Dataset rows for apps and sites
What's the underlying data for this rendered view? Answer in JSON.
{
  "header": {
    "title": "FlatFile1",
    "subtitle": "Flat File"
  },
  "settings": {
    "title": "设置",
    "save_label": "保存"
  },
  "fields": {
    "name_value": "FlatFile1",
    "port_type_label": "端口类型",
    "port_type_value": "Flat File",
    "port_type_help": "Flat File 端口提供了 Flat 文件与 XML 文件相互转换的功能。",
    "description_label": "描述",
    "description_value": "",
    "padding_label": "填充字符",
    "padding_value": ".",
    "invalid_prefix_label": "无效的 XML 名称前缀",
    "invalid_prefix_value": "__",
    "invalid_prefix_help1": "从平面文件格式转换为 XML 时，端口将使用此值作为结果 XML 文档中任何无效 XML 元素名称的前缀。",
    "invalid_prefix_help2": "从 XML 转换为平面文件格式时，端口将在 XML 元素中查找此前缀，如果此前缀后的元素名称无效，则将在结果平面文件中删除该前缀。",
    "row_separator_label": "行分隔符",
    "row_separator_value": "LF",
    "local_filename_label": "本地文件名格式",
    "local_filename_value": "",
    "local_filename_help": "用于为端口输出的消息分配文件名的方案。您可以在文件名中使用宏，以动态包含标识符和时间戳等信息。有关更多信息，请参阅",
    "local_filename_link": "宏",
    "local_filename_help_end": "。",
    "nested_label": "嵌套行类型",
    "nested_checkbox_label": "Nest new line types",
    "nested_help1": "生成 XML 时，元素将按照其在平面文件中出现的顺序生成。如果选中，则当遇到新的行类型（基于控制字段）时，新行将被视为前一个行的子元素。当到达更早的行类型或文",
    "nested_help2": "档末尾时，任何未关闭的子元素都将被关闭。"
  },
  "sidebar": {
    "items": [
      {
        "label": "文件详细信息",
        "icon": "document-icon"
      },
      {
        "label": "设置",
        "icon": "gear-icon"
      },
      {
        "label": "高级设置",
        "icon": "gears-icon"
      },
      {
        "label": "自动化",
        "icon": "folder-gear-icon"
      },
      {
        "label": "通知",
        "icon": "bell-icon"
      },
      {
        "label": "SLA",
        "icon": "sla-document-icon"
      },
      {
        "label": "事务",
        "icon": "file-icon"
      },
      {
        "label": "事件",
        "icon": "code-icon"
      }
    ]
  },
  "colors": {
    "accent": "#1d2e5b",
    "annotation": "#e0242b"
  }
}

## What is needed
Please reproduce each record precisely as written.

## Completed task
What's the underlying data for this rendered view? Answer in JSON.
{
  "header": {
    "title": "FlatFile1",
    "subtitle": "Flat File"
  },
  "settings": {
    "title": "设置",
    "save_label": "保存"
  },
  "fields": {
    "name_value": "FlatFile1",
    "port_type_label": "端口类型",
    "port_type_value": "Flat File",
    "port_type_help": "Flat File 端口提供了 Flat 文件与 XML 文件相互转换的功能。",
    "description_label": "描述",
    "description_value": "",
    "padding_label": "填充字符",
    "padding_value": ".",
    "invalid_prefix_label": "无效的 XML 名称前缀",
    "invalid_prefix_value": "__",
    "invalid_prefix_help1": "从平面文件格式转换为 XML 时，端口将使用此值作为结果 XML 文档中任何无效 XML 元素名称的前缀。",
    "invalid_prefix_help2": "从 XML 转换为平面文件格式时，端口将在 XML 元素中查找此前缀，如果此前缀后的元素名称无效，则将在结果平面文件中删除该前缀。",
    "row_separator_label": "行分隔符",
    "row_separator_value": "LF",
    "local_filename_label": "本地文件名格式",
    "local_filename_value": "",
    "local_filename_help": "用于为端口输出的消息分配文件名的方案。您可以在文件名中使用宏，以动态包含标识符和时间戳等信息。有关更多信息，请参阅",
    "local_filename_link": "宏",
    "local_filename_help_end": "。",
    "nested_label": "嵌套行类型",
    "nested_checkbox_label": "Nest new line types",
    "nested_help1": "生成 XML 时，元素将按照其在平面文件中出现的顺序生成。如果选中，则当遇到新的行类型（基于控制字段）时，新行将被视为前一个行的子元素。当到达更早的行类型或文",
    "nested_help2": "档末尾时，任何未关闭的子元素都将被关闭。"
  },
  "sidebar": {
    "items": [
      {
        "label": "文件详细信息",
        "icon": "document-icon"
      },
      {
        "label": "设置",
        "icon": "gear-icon"
      },
      {
        "label": "高级设置",
        "icon": "gears-icon"
      },
      {
        "label": "自动化",
        "icon": "folder-gear-icon"
      },
      {
        "label": "通知",
        "icon": "bell-icon"
      },
      {
        "label": "SLA",
        "icon": "sla-document-icon"
      },
      {
        "label": "事务",
        "icon": "file-icon"
      },
      {
        "label": "事件",
        "icon": "code-icon"
      }
    ]
  },
  "colors": {
    "accent": "#1d2e5b",
    "annotation": "#e0242b"
  }
}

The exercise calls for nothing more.